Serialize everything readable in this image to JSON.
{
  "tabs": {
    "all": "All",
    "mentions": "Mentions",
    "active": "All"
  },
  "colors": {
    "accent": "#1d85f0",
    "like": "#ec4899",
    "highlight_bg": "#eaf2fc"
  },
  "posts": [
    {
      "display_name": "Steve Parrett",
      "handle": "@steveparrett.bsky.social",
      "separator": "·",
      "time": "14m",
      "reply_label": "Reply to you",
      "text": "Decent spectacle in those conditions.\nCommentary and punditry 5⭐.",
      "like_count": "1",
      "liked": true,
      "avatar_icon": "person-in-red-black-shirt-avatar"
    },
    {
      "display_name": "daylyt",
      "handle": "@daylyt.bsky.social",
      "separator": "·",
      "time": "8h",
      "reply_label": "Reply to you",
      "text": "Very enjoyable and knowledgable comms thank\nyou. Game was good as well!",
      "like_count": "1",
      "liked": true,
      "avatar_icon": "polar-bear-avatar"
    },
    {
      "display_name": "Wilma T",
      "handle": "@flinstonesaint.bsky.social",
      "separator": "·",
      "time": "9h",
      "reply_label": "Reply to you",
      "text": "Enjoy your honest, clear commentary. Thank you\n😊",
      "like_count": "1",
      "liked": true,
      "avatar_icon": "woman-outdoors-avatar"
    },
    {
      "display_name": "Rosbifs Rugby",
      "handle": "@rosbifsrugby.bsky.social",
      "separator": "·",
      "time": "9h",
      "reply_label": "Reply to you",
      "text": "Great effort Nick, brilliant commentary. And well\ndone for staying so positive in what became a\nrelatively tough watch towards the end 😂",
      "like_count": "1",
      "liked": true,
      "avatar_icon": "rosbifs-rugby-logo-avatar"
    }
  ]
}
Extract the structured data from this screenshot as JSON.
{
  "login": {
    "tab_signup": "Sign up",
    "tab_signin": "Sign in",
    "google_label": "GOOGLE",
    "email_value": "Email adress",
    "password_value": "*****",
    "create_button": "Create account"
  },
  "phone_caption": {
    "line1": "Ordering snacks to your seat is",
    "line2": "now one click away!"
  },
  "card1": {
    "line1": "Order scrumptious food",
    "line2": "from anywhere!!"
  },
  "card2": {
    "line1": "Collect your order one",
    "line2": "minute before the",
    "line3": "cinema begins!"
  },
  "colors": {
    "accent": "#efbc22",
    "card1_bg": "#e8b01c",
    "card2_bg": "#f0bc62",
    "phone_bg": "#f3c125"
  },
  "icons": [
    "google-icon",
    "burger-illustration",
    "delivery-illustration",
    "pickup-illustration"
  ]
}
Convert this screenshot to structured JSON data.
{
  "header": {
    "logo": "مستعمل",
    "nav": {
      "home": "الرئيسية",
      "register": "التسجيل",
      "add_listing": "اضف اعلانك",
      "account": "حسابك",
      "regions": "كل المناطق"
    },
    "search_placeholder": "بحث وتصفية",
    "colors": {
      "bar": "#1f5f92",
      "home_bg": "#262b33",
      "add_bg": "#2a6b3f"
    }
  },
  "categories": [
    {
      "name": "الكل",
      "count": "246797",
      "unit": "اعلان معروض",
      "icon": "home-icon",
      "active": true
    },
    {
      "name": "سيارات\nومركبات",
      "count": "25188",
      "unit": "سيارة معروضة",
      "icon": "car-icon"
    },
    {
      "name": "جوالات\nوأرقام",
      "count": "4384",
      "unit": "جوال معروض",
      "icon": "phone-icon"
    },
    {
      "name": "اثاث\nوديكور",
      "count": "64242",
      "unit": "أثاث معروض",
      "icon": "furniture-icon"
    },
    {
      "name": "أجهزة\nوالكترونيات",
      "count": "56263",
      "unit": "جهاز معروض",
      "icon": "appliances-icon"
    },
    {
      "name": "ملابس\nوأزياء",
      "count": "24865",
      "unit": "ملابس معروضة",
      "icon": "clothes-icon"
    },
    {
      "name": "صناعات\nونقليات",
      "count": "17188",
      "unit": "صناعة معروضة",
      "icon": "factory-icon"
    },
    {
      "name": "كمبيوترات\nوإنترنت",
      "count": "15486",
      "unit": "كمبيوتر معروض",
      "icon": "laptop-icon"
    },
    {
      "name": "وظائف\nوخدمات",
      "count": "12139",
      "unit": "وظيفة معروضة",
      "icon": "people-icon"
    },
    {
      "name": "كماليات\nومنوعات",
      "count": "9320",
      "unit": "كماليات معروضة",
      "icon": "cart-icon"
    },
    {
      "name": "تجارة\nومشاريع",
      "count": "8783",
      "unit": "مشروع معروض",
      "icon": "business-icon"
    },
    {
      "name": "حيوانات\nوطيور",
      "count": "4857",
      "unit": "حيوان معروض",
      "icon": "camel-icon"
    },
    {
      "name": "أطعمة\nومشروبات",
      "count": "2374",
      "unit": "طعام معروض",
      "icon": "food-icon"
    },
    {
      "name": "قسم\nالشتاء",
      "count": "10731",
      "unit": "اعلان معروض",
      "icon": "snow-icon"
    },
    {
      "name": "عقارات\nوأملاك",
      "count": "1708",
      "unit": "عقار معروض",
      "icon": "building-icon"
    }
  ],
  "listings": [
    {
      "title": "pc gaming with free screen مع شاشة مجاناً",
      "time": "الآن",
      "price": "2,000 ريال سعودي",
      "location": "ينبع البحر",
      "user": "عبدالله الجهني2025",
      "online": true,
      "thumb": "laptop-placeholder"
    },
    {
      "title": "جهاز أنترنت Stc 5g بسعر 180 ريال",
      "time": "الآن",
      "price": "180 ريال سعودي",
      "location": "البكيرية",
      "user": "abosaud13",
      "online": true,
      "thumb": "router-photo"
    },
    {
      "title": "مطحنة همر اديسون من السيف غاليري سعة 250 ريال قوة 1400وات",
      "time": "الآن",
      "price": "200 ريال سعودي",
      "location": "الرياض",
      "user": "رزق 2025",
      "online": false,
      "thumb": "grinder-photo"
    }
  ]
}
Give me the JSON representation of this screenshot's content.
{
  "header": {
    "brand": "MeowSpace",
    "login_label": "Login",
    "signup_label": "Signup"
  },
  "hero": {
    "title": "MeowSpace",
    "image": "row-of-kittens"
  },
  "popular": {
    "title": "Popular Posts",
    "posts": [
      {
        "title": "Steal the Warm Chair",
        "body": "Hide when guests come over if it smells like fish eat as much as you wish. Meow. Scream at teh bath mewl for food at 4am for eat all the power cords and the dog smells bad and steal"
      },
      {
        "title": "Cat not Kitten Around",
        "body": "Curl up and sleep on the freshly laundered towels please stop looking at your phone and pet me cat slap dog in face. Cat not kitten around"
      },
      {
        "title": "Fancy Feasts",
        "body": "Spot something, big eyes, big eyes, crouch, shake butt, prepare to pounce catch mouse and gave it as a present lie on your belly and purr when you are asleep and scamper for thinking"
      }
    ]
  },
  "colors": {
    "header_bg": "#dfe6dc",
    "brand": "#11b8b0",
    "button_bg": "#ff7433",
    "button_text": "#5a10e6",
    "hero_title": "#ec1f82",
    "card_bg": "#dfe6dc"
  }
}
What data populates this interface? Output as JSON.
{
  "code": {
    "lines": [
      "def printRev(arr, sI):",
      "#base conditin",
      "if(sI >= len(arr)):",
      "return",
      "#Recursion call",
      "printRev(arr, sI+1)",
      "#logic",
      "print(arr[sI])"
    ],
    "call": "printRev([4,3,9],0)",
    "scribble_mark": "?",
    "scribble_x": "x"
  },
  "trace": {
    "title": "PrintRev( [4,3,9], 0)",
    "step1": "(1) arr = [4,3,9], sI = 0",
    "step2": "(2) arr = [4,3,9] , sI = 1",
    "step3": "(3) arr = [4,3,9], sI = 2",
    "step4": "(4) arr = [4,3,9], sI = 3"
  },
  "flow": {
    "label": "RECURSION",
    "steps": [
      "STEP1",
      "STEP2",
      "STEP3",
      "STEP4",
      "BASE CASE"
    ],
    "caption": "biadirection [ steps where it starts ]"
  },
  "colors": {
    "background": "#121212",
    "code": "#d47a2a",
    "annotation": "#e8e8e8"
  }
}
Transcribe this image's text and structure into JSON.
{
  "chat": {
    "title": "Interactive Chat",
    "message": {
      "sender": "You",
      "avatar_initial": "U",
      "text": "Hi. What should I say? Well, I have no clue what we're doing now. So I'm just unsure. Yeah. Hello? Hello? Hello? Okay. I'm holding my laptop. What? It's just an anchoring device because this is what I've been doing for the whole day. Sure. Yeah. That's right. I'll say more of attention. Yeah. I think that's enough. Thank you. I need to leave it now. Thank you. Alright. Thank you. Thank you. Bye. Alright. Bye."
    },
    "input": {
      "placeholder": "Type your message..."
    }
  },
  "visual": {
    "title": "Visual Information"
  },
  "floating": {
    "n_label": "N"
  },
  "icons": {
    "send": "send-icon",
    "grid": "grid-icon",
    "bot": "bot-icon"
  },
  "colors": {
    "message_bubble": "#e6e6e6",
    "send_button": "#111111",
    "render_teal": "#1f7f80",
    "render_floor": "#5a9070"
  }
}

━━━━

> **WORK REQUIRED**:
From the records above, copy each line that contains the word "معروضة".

> **ANSWER TO THE EXERCISE**:
      "unit": "سيارة معروضة",
      "unit": "ملابس معروضة",
      "unit": "صناعة معروضة",
      "unit": "وظيفة معروضة",
      "unit": "كماليات معروضة",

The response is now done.